## WHAT YOU HAVE TO DO
Please copy each line from the entries that contains the string "Selection".

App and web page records
####################
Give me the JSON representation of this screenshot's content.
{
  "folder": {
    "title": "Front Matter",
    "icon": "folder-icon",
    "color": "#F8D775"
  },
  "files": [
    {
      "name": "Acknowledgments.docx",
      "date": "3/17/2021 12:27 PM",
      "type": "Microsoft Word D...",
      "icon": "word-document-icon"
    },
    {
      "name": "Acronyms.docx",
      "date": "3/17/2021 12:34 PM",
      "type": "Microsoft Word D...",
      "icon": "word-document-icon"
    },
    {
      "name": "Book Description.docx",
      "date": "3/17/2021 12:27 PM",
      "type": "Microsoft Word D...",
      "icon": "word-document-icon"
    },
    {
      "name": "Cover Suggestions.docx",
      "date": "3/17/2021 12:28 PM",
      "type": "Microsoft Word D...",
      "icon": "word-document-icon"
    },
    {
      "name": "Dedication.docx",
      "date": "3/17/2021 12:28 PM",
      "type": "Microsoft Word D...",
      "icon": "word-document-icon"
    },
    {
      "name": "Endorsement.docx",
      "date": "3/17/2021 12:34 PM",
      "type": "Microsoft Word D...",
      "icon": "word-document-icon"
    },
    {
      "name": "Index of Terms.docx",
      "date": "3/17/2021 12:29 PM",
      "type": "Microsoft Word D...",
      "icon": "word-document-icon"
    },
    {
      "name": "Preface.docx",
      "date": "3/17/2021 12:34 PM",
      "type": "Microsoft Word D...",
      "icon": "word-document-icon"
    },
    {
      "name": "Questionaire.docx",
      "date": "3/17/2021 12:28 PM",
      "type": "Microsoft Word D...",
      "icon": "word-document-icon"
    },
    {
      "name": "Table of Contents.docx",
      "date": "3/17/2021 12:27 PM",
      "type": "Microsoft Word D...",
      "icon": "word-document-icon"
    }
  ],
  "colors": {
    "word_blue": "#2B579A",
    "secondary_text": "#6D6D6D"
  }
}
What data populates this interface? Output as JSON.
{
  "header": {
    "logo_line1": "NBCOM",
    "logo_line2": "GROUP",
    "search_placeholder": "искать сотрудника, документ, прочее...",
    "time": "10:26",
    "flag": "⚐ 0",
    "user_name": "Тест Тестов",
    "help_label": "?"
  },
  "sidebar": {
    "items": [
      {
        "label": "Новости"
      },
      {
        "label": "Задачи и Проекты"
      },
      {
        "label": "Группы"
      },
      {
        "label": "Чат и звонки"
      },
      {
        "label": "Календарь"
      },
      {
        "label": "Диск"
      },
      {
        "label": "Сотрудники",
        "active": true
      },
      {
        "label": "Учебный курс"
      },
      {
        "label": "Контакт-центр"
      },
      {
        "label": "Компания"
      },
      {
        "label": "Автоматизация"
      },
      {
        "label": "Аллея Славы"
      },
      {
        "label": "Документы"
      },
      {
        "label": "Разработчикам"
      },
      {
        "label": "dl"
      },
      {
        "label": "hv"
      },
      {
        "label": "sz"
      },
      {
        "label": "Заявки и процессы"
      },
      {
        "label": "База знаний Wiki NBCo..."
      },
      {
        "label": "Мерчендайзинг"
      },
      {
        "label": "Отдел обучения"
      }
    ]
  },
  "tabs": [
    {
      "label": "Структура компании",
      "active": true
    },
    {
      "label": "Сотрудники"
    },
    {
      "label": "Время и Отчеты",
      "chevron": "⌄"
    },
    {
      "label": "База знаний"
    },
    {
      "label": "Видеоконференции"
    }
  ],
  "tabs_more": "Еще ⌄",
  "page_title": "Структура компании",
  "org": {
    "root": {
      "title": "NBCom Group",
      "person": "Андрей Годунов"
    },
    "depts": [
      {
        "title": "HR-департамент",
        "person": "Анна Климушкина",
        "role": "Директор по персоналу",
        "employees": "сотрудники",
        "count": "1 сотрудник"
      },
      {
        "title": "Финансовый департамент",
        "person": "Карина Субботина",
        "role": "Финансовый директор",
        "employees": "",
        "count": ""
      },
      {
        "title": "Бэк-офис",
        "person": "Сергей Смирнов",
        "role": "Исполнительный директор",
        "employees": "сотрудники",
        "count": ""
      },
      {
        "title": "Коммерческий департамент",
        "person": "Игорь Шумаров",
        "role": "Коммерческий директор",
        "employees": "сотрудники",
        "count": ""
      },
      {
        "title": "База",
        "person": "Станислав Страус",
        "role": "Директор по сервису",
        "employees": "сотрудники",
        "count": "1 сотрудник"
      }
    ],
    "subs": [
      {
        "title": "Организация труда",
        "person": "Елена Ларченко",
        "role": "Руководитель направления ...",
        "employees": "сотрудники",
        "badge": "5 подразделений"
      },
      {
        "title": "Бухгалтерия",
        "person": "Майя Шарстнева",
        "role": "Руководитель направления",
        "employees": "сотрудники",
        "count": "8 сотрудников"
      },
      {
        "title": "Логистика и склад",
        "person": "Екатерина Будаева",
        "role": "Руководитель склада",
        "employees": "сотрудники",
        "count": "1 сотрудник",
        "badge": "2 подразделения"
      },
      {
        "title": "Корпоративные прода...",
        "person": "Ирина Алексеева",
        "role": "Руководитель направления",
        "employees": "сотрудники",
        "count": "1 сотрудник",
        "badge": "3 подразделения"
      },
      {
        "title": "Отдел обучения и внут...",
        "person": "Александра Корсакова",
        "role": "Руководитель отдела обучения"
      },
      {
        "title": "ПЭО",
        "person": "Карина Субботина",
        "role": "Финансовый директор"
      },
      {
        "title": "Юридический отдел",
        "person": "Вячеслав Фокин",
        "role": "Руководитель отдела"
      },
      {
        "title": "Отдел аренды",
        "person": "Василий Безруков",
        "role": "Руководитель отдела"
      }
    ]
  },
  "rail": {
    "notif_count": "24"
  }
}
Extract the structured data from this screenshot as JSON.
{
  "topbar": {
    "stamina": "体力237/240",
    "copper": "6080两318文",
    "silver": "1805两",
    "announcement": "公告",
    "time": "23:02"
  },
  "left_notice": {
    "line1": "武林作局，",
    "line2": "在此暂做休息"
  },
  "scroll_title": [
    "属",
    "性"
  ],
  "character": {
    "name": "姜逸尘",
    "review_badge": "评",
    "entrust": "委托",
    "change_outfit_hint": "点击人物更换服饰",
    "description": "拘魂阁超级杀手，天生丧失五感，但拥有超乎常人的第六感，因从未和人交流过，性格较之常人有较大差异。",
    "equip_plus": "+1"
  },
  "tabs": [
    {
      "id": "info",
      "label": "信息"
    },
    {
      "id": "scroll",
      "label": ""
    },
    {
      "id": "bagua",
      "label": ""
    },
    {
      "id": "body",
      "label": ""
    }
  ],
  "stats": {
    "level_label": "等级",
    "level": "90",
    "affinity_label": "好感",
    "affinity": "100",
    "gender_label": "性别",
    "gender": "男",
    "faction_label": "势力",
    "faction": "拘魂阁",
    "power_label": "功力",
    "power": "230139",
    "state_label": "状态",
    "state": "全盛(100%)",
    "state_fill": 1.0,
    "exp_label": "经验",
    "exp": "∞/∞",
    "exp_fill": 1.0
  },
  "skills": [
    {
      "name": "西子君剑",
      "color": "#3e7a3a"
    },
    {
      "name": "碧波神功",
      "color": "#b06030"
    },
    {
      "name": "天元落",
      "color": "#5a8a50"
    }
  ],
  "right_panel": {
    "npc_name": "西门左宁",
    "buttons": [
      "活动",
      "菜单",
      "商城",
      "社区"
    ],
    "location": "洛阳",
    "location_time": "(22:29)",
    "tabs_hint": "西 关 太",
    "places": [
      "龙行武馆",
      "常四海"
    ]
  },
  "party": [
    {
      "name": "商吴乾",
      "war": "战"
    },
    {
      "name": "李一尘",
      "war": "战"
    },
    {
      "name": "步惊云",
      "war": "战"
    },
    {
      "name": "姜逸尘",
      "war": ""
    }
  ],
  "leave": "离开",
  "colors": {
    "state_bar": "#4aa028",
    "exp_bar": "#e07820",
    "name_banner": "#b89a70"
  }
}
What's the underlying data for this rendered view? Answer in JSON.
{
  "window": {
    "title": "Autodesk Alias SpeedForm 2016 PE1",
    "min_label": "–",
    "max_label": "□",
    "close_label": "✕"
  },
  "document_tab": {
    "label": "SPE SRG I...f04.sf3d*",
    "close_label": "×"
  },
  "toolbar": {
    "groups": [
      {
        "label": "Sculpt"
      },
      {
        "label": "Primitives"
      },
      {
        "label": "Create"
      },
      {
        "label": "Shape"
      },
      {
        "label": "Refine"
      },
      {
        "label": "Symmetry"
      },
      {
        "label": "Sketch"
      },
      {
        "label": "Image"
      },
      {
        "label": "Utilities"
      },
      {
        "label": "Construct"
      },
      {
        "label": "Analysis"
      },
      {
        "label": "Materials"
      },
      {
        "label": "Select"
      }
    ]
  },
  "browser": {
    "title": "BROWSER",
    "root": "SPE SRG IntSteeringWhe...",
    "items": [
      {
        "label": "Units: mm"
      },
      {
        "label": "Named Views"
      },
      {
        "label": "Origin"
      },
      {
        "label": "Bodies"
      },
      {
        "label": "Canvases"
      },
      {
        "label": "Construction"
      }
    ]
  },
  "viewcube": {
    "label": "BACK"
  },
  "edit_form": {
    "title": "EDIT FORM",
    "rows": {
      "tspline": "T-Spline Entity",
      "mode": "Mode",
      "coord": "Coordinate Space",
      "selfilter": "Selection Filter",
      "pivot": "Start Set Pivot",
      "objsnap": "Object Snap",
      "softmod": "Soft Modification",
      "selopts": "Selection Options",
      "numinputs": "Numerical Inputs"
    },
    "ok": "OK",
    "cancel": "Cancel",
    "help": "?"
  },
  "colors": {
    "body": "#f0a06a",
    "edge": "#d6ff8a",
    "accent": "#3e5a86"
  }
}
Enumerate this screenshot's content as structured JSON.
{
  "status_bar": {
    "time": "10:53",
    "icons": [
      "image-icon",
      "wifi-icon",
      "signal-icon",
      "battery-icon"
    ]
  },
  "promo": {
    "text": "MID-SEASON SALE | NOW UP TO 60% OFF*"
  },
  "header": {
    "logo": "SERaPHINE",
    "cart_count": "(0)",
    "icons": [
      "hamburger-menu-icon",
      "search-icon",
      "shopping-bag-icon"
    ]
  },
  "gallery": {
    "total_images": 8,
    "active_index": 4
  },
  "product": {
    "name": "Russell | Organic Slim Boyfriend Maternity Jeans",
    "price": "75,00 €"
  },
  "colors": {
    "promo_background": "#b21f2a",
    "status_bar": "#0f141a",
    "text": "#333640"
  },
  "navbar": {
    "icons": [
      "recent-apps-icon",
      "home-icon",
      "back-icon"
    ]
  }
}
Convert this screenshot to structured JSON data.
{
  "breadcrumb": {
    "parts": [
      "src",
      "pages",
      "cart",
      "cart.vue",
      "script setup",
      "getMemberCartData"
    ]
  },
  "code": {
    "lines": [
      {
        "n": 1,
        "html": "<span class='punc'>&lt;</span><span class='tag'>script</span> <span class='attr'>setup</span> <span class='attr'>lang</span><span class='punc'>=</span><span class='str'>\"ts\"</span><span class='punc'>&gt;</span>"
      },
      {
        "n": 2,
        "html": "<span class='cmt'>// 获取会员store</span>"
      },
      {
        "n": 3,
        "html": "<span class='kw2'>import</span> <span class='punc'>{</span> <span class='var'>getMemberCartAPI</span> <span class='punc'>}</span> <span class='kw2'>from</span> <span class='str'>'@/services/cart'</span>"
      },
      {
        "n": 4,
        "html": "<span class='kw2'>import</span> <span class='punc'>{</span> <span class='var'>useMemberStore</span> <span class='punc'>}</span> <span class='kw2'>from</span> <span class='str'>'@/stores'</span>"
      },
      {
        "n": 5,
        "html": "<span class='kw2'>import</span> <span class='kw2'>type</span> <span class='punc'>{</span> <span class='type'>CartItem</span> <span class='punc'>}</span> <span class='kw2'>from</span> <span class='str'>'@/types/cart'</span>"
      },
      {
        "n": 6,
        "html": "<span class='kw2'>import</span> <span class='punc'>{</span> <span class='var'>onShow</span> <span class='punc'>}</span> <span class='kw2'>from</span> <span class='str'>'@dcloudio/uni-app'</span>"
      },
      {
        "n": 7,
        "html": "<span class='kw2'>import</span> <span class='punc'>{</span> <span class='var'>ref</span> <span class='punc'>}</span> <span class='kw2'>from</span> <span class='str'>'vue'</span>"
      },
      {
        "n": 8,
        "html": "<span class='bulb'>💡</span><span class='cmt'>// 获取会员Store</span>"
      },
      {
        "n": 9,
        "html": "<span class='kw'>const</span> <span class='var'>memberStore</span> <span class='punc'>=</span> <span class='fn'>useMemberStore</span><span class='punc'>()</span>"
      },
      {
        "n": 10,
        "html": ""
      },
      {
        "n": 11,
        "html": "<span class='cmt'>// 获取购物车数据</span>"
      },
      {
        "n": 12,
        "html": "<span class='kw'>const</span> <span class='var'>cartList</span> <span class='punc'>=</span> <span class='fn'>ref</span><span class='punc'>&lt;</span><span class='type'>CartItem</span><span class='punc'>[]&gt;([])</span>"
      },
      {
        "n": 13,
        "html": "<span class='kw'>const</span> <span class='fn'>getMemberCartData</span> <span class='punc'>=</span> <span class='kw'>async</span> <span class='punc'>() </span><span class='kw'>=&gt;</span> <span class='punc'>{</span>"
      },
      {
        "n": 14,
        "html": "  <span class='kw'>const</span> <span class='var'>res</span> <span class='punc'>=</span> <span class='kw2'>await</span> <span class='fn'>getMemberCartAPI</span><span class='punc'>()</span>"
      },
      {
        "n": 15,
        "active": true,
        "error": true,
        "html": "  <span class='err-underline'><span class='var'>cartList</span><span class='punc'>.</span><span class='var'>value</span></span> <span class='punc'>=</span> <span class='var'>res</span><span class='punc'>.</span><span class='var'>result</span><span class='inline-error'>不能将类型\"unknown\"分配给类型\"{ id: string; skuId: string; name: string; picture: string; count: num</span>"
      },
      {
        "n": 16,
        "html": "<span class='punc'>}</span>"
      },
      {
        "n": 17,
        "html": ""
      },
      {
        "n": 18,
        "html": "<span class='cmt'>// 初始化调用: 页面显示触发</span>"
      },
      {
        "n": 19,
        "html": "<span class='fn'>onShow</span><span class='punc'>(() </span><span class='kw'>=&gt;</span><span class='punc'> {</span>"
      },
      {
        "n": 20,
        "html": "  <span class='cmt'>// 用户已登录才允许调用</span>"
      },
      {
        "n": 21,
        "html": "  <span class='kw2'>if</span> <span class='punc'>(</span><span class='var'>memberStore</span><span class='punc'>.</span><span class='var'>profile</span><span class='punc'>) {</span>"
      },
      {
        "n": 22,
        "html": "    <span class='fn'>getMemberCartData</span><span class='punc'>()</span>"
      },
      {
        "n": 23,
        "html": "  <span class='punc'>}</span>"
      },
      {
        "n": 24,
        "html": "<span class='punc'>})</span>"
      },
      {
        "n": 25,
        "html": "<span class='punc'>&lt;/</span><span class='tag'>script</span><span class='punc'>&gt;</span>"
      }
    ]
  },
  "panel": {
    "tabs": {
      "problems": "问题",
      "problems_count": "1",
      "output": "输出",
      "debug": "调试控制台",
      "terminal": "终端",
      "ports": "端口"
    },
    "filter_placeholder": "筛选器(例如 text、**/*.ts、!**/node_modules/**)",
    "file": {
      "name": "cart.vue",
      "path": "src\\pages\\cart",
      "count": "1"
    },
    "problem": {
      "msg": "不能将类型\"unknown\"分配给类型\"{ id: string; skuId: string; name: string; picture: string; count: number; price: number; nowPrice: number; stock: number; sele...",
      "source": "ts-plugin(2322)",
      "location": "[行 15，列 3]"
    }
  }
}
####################
## SOLUTION FOR THIS TASK
      "selfilter": "Selection Filter",
      "selopts": "Selection Options",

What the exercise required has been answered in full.